Those states are Arizona, Mississippi, New Hampshire, North Dakota, Tennessee, Washington and Wisconsin.
All states except for New Hampshire require basic liability coverage to operate a vehicle.
Is proof of insurance necessary to register a vehicle?
Most states require you to get car insurance first before you can register your car. Even in states that don't, you'll still need a car insurance policy with minimum coverage before you can drive in that state.
Proof of Insurance is Required
Allows Online Renewals?
|Alabama||Before Registration||Yes — Certain Counties|
|Delaware||Before Registration||No, but does offer drive-thru renewals|
|Georgia||Before Registration||Yes — Certain Counties|

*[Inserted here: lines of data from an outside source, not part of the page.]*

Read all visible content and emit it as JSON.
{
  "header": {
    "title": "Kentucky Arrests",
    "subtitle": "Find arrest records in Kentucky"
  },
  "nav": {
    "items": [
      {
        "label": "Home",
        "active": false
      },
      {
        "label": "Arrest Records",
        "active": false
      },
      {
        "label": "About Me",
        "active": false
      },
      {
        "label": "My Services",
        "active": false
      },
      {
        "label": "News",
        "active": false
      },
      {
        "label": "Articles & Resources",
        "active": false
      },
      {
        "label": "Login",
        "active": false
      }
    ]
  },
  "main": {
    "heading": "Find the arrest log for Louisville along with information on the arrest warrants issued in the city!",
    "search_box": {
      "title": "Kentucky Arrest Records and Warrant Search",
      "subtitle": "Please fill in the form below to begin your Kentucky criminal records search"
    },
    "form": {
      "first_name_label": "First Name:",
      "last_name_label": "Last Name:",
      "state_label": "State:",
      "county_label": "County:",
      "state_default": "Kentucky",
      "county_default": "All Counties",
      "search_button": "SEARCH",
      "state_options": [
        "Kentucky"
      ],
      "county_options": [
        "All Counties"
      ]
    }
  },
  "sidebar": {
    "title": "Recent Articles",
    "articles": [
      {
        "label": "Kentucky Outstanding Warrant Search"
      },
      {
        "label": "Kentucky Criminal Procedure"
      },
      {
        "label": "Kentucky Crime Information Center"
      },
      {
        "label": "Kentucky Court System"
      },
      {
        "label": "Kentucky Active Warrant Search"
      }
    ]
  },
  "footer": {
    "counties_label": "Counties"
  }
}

New Hampshire is the only state that does not require liability insurance to operate a car. However, the state does require proof of financial responsibility, which means that drivers must prove they could cover the cost of an accident if they cause one. Most New Hampshire drivers achieve this by purchasing liability insurance anyway. See the table below to find out when your state requires proof of insurance.
Most states offer an online renewal system that eliminates the need for a trip to the DMV. Drivers must renew their registration every 1 to 5 years, depending on the state and the year of their vehicle. Newer vehicles tend to require renewals less frequently since their engines were built to comply with higher emissions standards.
Many states let you sign up online for an automatic reminder of when it's time for your next renewal. All states except New Hampshire require current liability insurance in order to renew your registration. See the table below to find your state's online renewal information.
What happens if I let my insurance expire?
Driving without insurance is a misdemeanor offense that can lead to fines and even jail sentences in repeat cases. If you let your insurance policy lapse, your registration will eventually be suspended. In some states, this occurs if you're caught with expired insurance, such as when you're pulled over for speeding. In states with an electronic filing system, your insurance provider will alert your state's DMV as soon as your policy has lapsed, and you'll receive a notice to renew your insurance in order to maintain registration.